attempt to get information from Mrs. Van Doren, Hessian soldiers string
her up by her heels in the grape arbor.
A slight variation of the story has Cornwallis's men hanging her by the
heels to force her to reveal information about Washington's location. -Revolutionary Scene in New Jersey
by Robert V. Hoffman (1942)
Another telling of the story has Mrs. Van Doren concealing her husband
in a large Dutch oven fireplace as the British approached. She
then places a butter tub in front of the oven and continues to churn
butter. A different interpretation has raiding soldiers making
the bayonette gashes in the door and threatening the Van Dorens.
Yet another story has the future wife of Abraham Van Doren pounding a
Hessian officer's head to jelly when he "wished a merry time".
All accounts of the John Van Doren legend have Mrs. Van Doren (Martha
Lott) saved in the nick of time and all the livestock killed in these
foraging raids. -Preliminary

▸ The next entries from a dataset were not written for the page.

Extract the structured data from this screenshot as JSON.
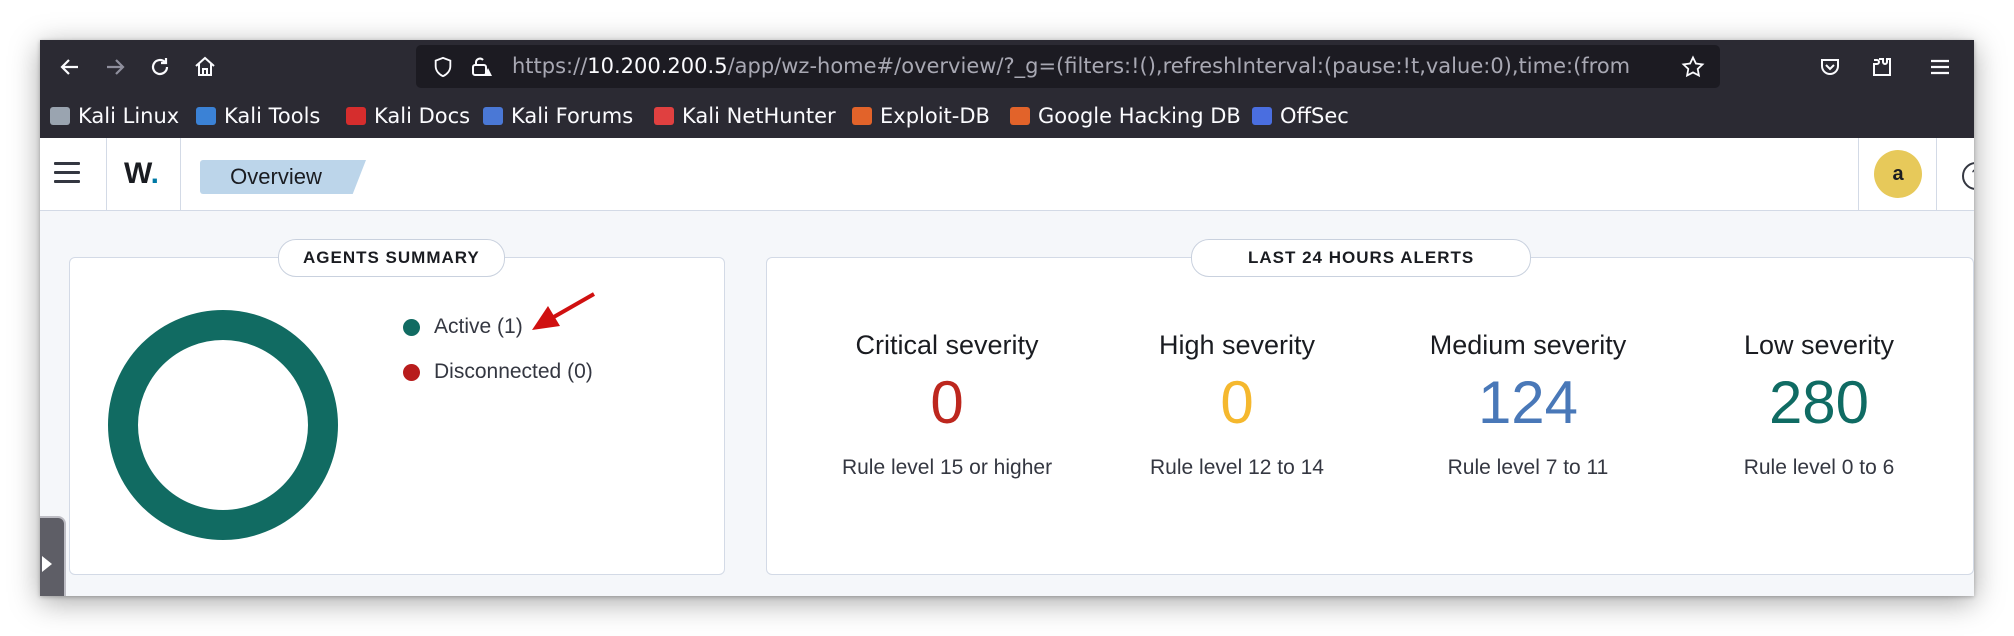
{
  "browser": {
    "url_prefix": "https://",
    "url_host": "10.200.200.5",
    "url_rest": "/app/wz-home#/overview/?_g=(filters:!(),refreshInterval:(pause:!t,value:0),time:(from:",
    "icons": {
      "back": "arrow-left-icon",
      "forward": "arrow-right-icon",
      "reload": "reload-icon",
      "home": "home-icon",
      "shield": "shield-icon",
      "lock": "lock-icon",
      "bookmark_star": "star-icon",
      "pocket": "pocket-icon",
      "extensions": "extensions-icon",
      "menu": "menu-icon"
    },
    "bookmarks": [
      {
        "label": "Kali Linux",
        "color": "#9aa4b0"
      },
      {
        "label": "Kali Tools",
        "color": "#3b82d6"
      },
      {
        "label": "Kali Docs",
        "color": "#d62d2d"
      },
      {
        "label": "Kali Forums",
        "color": "#4a78d6"
      },
      {
        "label": "Kali NetHunter",
        "color": "#e04040"
      },
      {
        "label": "Exploit-DB",
        "color": "#e2632a"
      },
      {
        "label": "Google Hacking DB",
        "color": "#e2632a"
      },
      {
        "label": "OffSec",
        "color": "#4a6ee0"
      }
    ]
  },
  "app": {
    "logo_text": "W",
    "logo_dot": ".",
    "breadcrumb": "Overview",
    "avatar_initial": "a",
    "help_glyph": "?"
  },
  "agents_summary": {
    "title": "AGENTS SUMMARY",
    "legend": [
      {
        "label": "Active (1)",
        "color": "#116b62",
        "count": 1
      },
      {
        "label": "Disconnected (0)",
        "color": "#b81c1c",
        "count": 0
      }
    ]
  },
  "alerts": {
    "title": "LAST 24 HOURS ALERTS",
    "severities": [
      {
        "title": "Critical severity",
        "value": "0",
        "subtitle": "Rule level 15 or higher",
        "color": "#bd271e"
      },
      {
        "title": "High severity",
        "value": "0",
        "subtitle": "Rule level 12 to 14",
        "color": "#f5b82e"
      },
      {
        "title": "Medium severity",
        "value": "124",
        "subtitle": "Rule level 7 to 11",
        "color": "#4978b8"
      },
      {
        "title": "Low severity",
        "value": "280",
        "subtitle": "Rule level 0 to 6",
        "color": "#0f6b63"
      }
    ]
  },
  "annotation": {
    "arrow_color": "#d01010"
  }
}
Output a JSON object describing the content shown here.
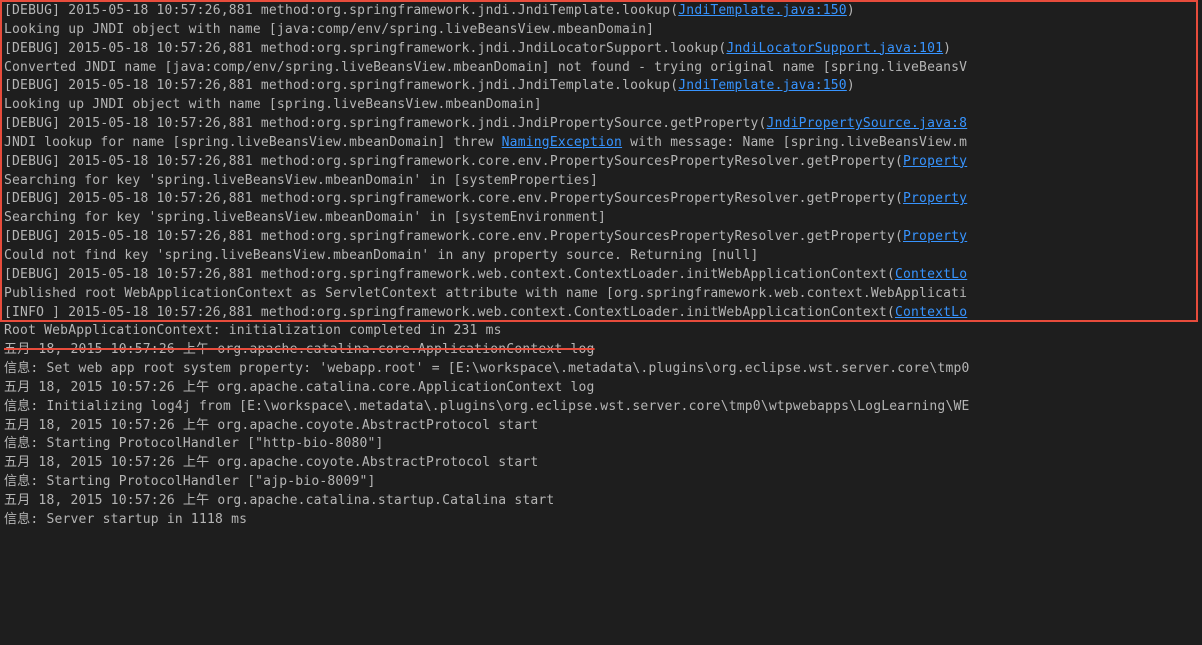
{
  "lines": [
    {
      "pre": "[",
      "level": "DEBUG",
      "post": "] 2015-05-18 10:57:26,881 method:org.springframework.jndi.JndiTemplate.lookup(",
      "link": "JndiTemplate.java:150",
      "after": ")"
    },
    {
      "text": "Looking up JNDI object with name [java:comp/env/spring.liveBeansView.mbeanDomain]"
    },
    {
      "pre": "[",
      "level": "DEBUG",
      "post": "] 2015-05-18 10:57:26,881 method:org.springframework.jndi.JndiLocatorSupport.lookup(",
      "link": "JndiLocatorSupport.java:101",
      "after": ")"
    },
    {
      "text": "Converted JNDI name [java:comp/env/spring.liveBeansView.mbeanDomain] not found - trying original name [spring.liveBeansV"
    },
    {
      "pre": "[",
      "level": "DEBUG",
      "post": "] 2015-05-18 10:57:26,881 method:org.springframework.jndi.JndiTemplate.lookup(",
      "link": "JndiTemplate.java:150",
      "after": ")"
    },
    {
      "text": "Looking up JNDI object with name [spring.liveBeansView.mbeanDomain]"
    },
    {
      "pre": "[",
      "level": "DEBUG",
      "post": "] 2015-05-18 10:57:26,881 method:org.springframework.jndi.JndiPropertySource.getProperty(",
      "link": "JndiPropertySource.java:8",
      "after": ""
    },
    {
      "textpre": "JNDI lookup for name [spring.liveBeansView.mbeanDomain] threw ",
      "link": "NamingException",
      "textpost": " with message: Name [spring.liveBeansView.m"
    },
    {
      "pre": "[",
      "level": "DEBUG",
      "post": "] 2015-05-18 10:57:26,881 method:org.springframework.core.env.PropertySourcesPropertyResolver.getProperty(",
      "link": "Property",
      "after": ""
    },
    {
      "text": "Searching for key 'spring.liveBeansView.mbeanDomain' in [systemProperties]"
    },
    {
      "pre": "[",
      "level": "DEBUG",
      "post": "] 2015-05-18 10:57:26,881 method:org.springframework.core.env.PropertySourcesPropertyResolver.getProperty(",
      "link": "Property",
      "after": ""
    },
    {
      "text": "Searching for key 'spring.liveBeansView.mbeanDomain' in [systemEnvironment]"
    },
    {
      "pre": "[",
      "level": "DEBUG",
      "post": "] 2015-05-18 10:57:26,881 method:org.springframework.core.env.PropertySourcesPropertyResolver.getProperty(",
      "link": "Property",
      "after": ""
    },
    {
      "text": "Could not find key 'spring.liveBeansView.mbeanDomain' in any property source. Returning [null]"
    },
    {
      "pre": "[",
      "level": "DEBUG",
      "post": "] 2015-05-18 10:57:26,881 method:org.springframework.web.context.ContextLoader.initWebApplicationContext(",
      "link": "ContextLo",
      "after": ""
    },
    {
      "text": "Published root WebApplicationContext as ServletContext attribute with name [org.springframework.web.context.WebApplicati"
    },
    {
      "pre": "[",
      "level": "INFO ",
      "post": "] 2015-05-18 10:57:26,881 method:org.springframework.web.context.ContextLoader.initWebApplicationContext(",
      "link": "ContextLo",
      "after": ""
    },
    {
      "text": "Root WebApplicationContext: initialization completed in 231 ms"
    },
    {
      "strike": "五月 18, 2015 10:57:26 上午 org.apache.catalina.core.ApplicationContext log"
    },
    {
      "text": "信息: Set web app root system property: 'webapp.root' = [E:\\workspace\\.metadata\\.plugins\\org.eclipse.wst.server.core\\tmp0"
    },
    {
      "text": "五月 18, 2015 10:57:26 上午 org.apache.catalina.core.ApplicationContext log"
    },
    {
      "text": "信息: Initializing log4j from [E:\\workspace\\.metadata\\.plugins\\org.eclipse.wst.server.core\\tmp0\\wtpwebapps\\LogLearning\\WE"
    },
    {
      "text": "五月 18, 2015 10:57:26 上午 org.apache.coyote.AbstractProtocol start"
    },
    {
      "text": "信息: Starting ProtocolHandler [\"http-bio-8080\"]"
    },
    {
      "text": "五月 18, 2015 10:57:26 上午 org.apache.coyote.AbstractProtocol start"
    },
    {
      "text": "信息: Starting ProtocolHandler [\"ajp-bio-8009\"]"
    },
    {
      "text": "五月 18, 2015 10:57:26 上午 org.apache.catalina.startup.Catalina start"
    },
    {
      "text": "信息: Server startup in 1118 ms"
    }
  ]
}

History of Millstone, by F.&E. Bucher.
Perhaps the most notorious rendition of the Van Doren legend is the one
in which Washington is believed to have visited the Millstone farm "for
more than business." Washington was reputedly smitten with Mrs.
"Lore has it that General Washington would send one of his officers to
get Mr. VanDoren away from the house under the guise of taking part in
scouting expeditions. When Mr. Van Doren was safely out of
the house, the story goes, General Washington would step in."
Historic Right to Peace by Paul J Sulla
-April 1986 Somerset Historical Society Newsletter.
-Also reprinted in the Manville News, January 9, 1986.
The British are said to have caught on to this routine. One
evening, about 30 British soldiers stormed across the Millstone
River. But they were too late; the parson had warned Washington
and Mrs. Van Doren of the approach, and the general left. Mrs.
Van Doren was not so lucky. She was caught and "hung by her
thumbs in the attic" until she revealed the general's
whereabouts. No further visits between the two were ever
Well, I hope the stories are of interest to you. I lived in the
Millstone area growing up and heard mostly the one about Mrs. Van Doren
hung by her heels to reveal Washington's whereabouts, and the one about
killing the Hessian officer with a candlestick.
-- Tom Van Doren,
Here are some photos of
the john van doren house taken by a government photographer in 1937.
the photos are in the library of congress as part of a program to
document historic places.
this is the front of
the house as it sits on a hill overlooking the millstone river.
a side view of the
house that faces the barns.
is from a local newspaper showing how the house looked in 1890,
with John Van Doren, grandson of the patiots on the porch.